At its worst, the lack of regulation in our industry has enabled some rogue (and frankly, dangerous) products to come to market. In a bid to produce skylights faster, cheaper and at larger volumes, there have been cases of manufacturers using it as a loophole to cut corners; supplying stock that simply doesn’t make the grade for quality, efficiency or safety.
A question of quality
From an operational perspective, the core design considerations of flat-roof skylights are air permeability, weathertightness and wind resistance. In the absence of any independent certification, architects could be specifying products that have an impressive look (and price tag) but fail to perform even at the most basic level. Very simply, they’re leaky, flimsy and they won’t stand up against the weather when it matters most.
Even if they’re well-designed, in a market where independent testing isn’t a must-have, the use of quality components isn’t guaranteed. Whether it’s replacing sturdy aluminium frames with wooden upstands or compromising on glass strength to save on costs, cheaply made (often imported) products are providing a false economy, and simply aren’t delivering the durability customers need in their homes and businesses.
Troubling thermal performance
Another area that’s been left up to interpretation by the lack of blanket rooflight standards is U-values.

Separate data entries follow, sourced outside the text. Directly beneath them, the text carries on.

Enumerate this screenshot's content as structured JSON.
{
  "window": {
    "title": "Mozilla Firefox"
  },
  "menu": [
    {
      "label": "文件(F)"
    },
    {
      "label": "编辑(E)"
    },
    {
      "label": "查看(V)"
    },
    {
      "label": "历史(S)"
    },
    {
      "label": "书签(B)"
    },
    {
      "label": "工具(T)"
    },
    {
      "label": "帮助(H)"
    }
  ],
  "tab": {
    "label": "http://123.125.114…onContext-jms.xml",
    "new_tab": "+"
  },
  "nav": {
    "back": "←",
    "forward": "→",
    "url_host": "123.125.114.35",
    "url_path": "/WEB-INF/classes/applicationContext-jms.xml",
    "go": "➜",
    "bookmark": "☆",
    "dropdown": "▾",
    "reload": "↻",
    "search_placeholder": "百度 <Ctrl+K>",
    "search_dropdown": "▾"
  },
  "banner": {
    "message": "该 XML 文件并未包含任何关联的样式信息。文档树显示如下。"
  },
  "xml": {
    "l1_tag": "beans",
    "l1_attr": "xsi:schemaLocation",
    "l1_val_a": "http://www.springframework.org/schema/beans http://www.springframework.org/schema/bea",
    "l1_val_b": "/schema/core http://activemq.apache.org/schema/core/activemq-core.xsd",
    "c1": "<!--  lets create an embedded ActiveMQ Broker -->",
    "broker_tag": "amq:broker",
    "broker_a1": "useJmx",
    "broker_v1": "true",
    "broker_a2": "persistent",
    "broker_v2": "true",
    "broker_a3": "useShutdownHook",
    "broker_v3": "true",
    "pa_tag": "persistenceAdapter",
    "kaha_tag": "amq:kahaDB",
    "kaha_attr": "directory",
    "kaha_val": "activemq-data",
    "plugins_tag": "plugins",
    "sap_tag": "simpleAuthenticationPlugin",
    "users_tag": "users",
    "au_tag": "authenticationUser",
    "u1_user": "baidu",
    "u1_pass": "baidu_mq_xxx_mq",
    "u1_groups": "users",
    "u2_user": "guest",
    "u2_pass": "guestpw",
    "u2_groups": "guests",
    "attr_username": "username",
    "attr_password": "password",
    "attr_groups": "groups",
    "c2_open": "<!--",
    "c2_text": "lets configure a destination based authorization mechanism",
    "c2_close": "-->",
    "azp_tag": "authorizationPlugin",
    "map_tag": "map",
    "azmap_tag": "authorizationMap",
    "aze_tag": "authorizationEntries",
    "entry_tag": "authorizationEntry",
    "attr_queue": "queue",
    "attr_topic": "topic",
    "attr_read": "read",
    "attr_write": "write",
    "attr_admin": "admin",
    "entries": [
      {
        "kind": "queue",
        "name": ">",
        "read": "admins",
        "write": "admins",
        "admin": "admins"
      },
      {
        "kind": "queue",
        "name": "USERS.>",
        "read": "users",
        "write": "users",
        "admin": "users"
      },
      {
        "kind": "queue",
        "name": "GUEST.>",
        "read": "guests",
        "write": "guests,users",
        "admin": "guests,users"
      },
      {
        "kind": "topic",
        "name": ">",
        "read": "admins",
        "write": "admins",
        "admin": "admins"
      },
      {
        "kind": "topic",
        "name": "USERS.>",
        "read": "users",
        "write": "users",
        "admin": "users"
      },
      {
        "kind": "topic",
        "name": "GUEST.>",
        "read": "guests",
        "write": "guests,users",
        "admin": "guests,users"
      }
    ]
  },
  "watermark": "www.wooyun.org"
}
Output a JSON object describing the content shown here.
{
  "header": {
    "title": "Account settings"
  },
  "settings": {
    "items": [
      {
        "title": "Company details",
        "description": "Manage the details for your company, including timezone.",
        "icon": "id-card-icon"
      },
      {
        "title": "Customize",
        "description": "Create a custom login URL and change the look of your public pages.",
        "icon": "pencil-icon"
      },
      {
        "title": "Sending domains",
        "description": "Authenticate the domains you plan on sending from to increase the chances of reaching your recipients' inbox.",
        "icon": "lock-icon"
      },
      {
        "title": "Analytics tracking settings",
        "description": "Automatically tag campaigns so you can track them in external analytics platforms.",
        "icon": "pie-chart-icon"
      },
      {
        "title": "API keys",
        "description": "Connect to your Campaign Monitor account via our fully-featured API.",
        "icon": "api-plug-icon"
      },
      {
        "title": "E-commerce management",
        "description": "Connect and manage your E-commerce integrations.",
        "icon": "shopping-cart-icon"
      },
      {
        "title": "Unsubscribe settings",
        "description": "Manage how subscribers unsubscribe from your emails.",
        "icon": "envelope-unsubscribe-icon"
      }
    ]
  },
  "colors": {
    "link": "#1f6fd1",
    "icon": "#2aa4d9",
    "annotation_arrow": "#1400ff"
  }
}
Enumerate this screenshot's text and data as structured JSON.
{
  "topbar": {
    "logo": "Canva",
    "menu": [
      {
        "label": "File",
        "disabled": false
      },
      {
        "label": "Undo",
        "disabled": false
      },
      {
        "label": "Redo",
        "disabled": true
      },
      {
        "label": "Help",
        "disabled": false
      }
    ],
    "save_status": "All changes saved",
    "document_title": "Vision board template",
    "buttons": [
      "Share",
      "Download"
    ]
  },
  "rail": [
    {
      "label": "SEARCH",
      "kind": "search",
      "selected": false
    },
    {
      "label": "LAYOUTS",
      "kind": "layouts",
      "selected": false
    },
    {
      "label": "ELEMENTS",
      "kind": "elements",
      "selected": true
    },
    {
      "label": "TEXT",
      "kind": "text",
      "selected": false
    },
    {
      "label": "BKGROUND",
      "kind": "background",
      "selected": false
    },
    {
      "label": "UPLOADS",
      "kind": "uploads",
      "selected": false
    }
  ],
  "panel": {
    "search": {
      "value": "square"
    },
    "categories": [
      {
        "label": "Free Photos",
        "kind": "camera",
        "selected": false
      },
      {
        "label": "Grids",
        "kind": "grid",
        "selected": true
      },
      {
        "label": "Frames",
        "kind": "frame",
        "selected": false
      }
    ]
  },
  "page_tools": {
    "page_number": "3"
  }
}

At the moment, many manufacturers are getting away with understating these (by focusing on the performance of the glass alone) or misreporting them by incorrectly adding up the U-values of each individual skylight component to provide a whole-system score.
They’re also using the term ‘thermally managed’ to gloss over the fact that a rooflight isn’t fully protected against thermal bridging of cold air from outside its metal frame to the glass inside. Only thermally broken products (which feature in-frame insulating sections or ‘breaks’ to conductivity) are equipped to provide an effective barrier between internal and external temperatures – anything less is just marketing jargon!
A skylight with overstated thermal performance ultimately means a colder building, more condensation, higher heating bills and a larger carbon footprint. It could also mean a failure to meet Part L altogether.
The biggest concern about unregulated rooflights is the risk they pose to our (and our children’s) safety. Substandard products are literally hanging above our heads in our homes, workplaces and public spaces. They are yet to undergo any independent safety testing – and from rooflights incorporating exposed glass edges that are vulnerable to breakage, right through to the use of unlaminated glass that won’t stay put if it shatters, there’s plenty of room for error.
Until such times as legal regulation is put in place, the onus is on manufacturers to set the standards (and adhere to them). For this, the industry needs cohesion; the only way specifiers and consumers can fairly and confidently choose the right rooflight for their projects is if we’re all using the same quality assurance criteria.
Because of this, at Sunsquare we’d like to see all flat-roof skylight manufacturers adopting BSI Kitemark accreditation – proving that their whole product (rather than just the glass) has been tested to destruction to ensure ultimate durability and performance. This would also provide customers with complete peace of mind about the safety, security and thermal properties of their skylights.
However, architects also have their own part to play. Specifiers hold the key to the future of the market, and with this in mind, they have the power to demand their flat-roof skylights are independently tested, and meet only the very highest quality, safety and efficiency criteria. After all, where there is demand, the market will soon follow.